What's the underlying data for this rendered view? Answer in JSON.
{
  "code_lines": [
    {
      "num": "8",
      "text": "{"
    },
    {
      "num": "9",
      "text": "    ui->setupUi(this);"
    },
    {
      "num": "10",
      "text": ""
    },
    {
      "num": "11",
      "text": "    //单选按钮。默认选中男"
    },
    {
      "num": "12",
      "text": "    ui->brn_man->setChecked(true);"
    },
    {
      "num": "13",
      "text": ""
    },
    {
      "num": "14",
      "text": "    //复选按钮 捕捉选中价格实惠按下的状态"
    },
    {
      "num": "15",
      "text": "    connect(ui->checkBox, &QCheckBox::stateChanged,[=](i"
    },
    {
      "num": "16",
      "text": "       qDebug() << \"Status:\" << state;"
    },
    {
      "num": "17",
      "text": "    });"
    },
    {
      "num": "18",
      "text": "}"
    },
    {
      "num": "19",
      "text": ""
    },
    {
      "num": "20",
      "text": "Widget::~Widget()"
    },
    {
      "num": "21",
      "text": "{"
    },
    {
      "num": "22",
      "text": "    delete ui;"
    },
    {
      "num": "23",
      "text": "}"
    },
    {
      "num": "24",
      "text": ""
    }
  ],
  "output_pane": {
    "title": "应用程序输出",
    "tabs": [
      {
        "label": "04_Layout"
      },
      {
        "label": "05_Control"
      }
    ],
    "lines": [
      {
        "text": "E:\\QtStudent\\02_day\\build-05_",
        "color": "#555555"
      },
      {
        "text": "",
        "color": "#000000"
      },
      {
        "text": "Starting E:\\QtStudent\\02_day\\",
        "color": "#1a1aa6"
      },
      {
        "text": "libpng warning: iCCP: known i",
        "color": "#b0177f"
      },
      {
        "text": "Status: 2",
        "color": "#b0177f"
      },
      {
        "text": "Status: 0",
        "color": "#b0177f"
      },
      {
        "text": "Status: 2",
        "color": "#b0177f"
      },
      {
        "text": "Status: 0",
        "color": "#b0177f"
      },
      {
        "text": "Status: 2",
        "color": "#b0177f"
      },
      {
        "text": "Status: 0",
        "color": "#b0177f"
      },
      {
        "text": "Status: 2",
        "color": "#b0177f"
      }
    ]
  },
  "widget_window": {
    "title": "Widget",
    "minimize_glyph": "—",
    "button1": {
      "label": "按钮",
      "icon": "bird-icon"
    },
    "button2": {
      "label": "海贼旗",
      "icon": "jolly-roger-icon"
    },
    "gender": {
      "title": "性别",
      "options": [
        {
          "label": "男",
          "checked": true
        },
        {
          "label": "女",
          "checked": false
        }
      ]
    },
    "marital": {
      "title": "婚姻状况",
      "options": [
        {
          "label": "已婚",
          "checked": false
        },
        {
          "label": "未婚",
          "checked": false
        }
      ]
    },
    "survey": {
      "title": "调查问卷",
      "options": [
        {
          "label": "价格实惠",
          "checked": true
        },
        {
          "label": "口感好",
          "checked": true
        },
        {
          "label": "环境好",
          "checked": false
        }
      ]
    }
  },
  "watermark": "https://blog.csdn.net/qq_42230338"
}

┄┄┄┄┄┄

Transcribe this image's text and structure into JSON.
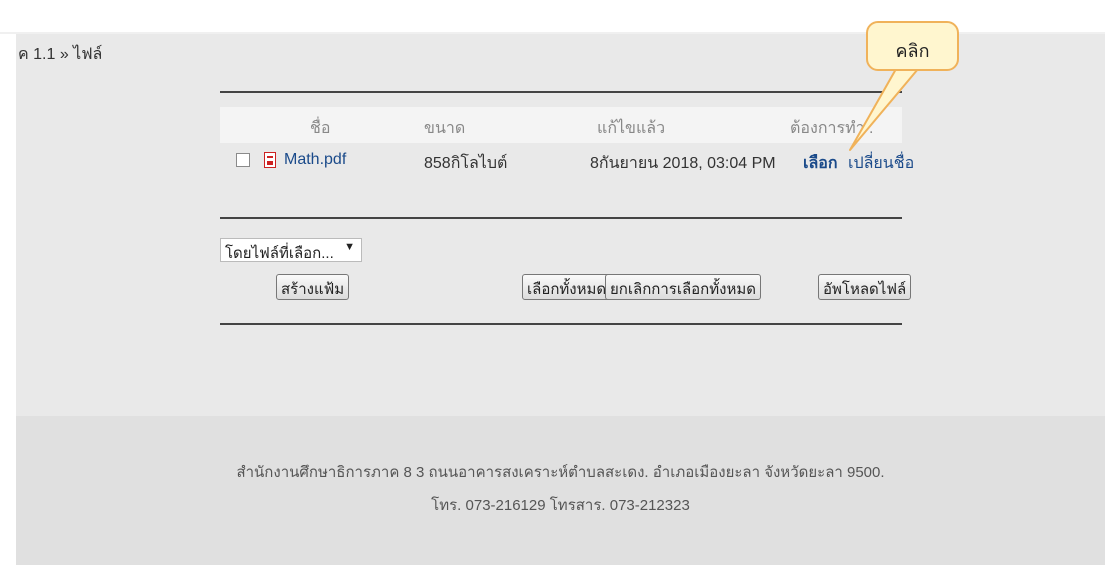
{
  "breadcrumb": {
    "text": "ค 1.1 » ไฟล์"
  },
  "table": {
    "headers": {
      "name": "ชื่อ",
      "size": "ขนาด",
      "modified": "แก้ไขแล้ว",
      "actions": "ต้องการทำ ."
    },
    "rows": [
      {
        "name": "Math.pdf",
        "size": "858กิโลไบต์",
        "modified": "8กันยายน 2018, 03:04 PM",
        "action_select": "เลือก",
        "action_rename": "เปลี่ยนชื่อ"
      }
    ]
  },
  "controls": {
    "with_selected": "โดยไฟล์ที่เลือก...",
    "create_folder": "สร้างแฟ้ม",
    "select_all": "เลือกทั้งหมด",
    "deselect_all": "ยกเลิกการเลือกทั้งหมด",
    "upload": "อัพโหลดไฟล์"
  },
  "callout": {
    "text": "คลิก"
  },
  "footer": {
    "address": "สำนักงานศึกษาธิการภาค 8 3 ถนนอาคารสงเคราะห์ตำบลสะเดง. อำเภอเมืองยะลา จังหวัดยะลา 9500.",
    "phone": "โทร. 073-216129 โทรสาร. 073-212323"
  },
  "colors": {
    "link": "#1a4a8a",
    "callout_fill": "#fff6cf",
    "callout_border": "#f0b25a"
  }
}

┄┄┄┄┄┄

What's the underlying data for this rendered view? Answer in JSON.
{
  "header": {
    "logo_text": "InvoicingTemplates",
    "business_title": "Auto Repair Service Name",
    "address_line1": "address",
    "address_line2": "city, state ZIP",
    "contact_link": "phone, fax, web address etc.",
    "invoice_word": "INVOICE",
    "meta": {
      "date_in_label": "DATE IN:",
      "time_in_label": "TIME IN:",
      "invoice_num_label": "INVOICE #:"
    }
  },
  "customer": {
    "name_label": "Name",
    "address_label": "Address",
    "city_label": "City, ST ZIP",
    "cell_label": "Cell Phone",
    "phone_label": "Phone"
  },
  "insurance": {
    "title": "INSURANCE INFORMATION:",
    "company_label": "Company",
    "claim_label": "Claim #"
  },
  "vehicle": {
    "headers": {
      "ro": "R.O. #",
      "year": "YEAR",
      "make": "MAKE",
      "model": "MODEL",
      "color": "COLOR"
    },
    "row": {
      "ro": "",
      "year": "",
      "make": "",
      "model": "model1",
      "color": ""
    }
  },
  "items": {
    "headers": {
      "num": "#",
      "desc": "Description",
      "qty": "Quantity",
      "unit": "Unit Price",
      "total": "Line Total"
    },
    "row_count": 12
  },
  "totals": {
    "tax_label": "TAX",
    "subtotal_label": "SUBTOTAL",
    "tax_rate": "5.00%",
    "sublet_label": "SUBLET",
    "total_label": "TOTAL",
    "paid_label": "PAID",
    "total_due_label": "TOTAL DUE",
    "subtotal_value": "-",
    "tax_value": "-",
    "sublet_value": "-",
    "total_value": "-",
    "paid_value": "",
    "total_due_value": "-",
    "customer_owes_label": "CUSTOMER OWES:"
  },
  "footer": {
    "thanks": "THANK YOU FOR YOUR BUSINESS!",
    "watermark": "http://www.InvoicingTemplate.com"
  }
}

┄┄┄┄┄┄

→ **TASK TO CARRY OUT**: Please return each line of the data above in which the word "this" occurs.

→ **OUTPUT BELOW**:
What's the underlying data for this rendered view? Answer in JSON.
      "text": "    ui->setupUi(this);"
Transcribe this image's text and structure into JSON.
What's the underlying data for this rendered view? Answer in JSON.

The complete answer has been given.